Disinfecting: kills germs on surfaces or objects. Disinfecting works by using chemicals to kill germs on surfaces or objects. This process does not necessarily clean dirty surfaces or remove germs, but by killing germs on a surface after cleaning, it can further lower the risk of spreading infection.
Sanitizing: lowers the number of germs on surfaces or objects to a safe level, as judged by public health standards or requirements. This process works by either cleaning or disinfecting surfaces or objects to lower the risk of spreading infection.
2. Clean and disinfect surfaces and objects that are touched often
Follow standard procedures for routine cleaning and disinfecting. Typically, this means daily sanitizing surfaces and objects that are touched often; such as desks, countertops, doorknobs, computer keyboards, faucet handles, phones, water fountains, etc. Standard procedures often call for disinfecting specific area, like bathrooms.
3. Simply do routine cleaning and disinfecting
It is important to match your cleaning and disinfecting activities to the types of germs you want to remove or kill. Most studies have shown that the flu virus can live and potentially infect a person for up to 48 hours after being deposited on a surface. However, it is not necessary to close schools to clean or disinfect every surface in the building to slow the spread. Flu viruses are relatively fragile, so standard cleaning and disinfecting practices are sufficient to remove or kill them.

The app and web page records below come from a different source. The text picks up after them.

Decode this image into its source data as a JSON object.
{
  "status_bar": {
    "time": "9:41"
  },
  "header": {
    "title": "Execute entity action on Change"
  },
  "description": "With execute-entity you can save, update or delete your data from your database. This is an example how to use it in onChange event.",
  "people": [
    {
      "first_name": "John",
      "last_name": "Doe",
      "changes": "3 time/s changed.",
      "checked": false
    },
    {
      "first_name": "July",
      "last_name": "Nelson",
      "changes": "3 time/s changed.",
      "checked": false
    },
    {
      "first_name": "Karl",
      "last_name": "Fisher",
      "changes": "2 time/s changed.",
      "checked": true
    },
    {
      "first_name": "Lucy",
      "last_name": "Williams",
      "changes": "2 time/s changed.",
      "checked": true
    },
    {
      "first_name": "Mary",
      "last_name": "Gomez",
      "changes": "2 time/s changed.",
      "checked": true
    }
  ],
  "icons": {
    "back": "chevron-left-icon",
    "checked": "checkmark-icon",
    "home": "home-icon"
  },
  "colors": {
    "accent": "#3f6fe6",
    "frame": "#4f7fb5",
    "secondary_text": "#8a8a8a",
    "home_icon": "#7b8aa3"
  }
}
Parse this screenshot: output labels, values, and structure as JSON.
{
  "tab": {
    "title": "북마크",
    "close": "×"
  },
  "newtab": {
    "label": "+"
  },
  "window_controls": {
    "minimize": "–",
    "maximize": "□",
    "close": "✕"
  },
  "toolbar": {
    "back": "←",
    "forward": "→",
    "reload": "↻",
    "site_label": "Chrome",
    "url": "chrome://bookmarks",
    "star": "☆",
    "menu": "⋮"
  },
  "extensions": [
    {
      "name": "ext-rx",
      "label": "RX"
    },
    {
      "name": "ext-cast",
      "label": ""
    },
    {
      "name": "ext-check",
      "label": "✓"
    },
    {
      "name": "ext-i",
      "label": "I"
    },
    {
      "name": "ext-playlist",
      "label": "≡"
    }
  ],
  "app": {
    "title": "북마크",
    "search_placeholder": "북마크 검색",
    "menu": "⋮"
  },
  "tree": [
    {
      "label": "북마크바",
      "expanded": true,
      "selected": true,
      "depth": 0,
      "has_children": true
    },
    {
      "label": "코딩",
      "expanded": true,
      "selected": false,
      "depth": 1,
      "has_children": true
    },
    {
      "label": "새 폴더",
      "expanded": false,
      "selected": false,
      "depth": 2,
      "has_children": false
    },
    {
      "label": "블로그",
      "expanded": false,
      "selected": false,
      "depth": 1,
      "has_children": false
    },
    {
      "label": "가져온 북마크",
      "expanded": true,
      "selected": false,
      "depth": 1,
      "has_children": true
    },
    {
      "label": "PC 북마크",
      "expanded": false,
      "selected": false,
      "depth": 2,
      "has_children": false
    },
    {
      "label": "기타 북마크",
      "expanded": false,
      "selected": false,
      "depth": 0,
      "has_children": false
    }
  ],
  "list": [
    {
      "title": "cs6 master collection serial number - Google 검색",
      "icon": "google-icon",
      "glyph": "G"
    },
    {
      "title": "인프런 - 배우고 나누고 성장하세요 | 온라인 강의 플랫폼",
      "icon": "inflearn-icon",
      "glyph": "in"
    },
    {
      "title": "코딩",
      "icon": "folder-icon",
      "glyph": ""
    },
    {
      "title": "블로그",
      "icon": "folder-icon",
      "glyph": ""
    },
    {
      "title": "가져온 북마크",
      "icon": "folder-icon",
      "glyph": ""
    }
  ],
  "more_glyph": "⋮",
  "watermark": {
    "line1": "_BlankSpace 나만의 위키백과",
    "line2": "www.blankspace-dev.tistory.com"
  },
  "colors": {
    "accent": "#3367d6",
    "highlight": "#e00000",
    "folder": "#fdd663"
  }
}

Special cleaning and disinfecting processes, including wiping down walls and ceilings, frequently using room air deodorizers, and fumigating, are not necessary or recommended. These processes can irritate eyes, noses, throats, and skin; aggravate asthma; and cause other serious side effects.
4. Clean and disinfect correctly
Always follow label directions on cleaning products and disinfectants. Wash surfaces with a general household cleaner to remove germs. Rinse with water, and follow with an EPA-registered disinfectant to kill germs. Read the label to make sure it states that EPA has approved the product for effectiveness against Influenza A virus.
If a surface is not visibly dirty, you can clean it with an EPA-registered product that both cleans (removes germs) and disinfects (kills germs) instead. Be sure to read the label directions carefully, as there may be a separate procedure for using the product as a cleaner or as a disinfectant. Disinfection usually requires the product to remain on the surface for a certain period (letting it stand for 3 to 10 minutes).
Use disinfecting wipes on electronic items that are touched often, such as phones and computers. Pay close attention to the directions for using disinfecting wipes. It may be necessary to use more than one wipe to keep the surface wet for the stated length of contact time. Make sure that the electronics can withstand the use of liquids for cleaning and disinfecting.
5. Use products safely
Pay close attention to hazard warnings and directions on product labels. Cleaning products and disinfectants often call for the use of gloves or eye protection. For example, gloves should always be worn to protect your hands when working with disinfectant solutions.
Do not mix cleaners and disinfectants unless the labels indicate it is safe to do so. Combining certain products (such as chlorine bleach and ammonia cleaners) can result in serious injury or death.
Ensure that cleaning staff who use cleaners and disinfectants read and understand all instruction labels and understand safe and appropriate use. This might require that instructional materials and training be provided in other languages.
6. Handle waste properly
Follow cleaning standard procedures for handling waste, which may include wearing gloves. Place no-touch waste baskets where they are easy to use and throw disposable items used to clean surfaces in the trash immediately after use. Avoid touching used tissues and other waste when emptying waste baskets. Wash your hands with soap and water after emptying waste baskets and touching used tissues and similar waste.
By Jason Soler
Director of Education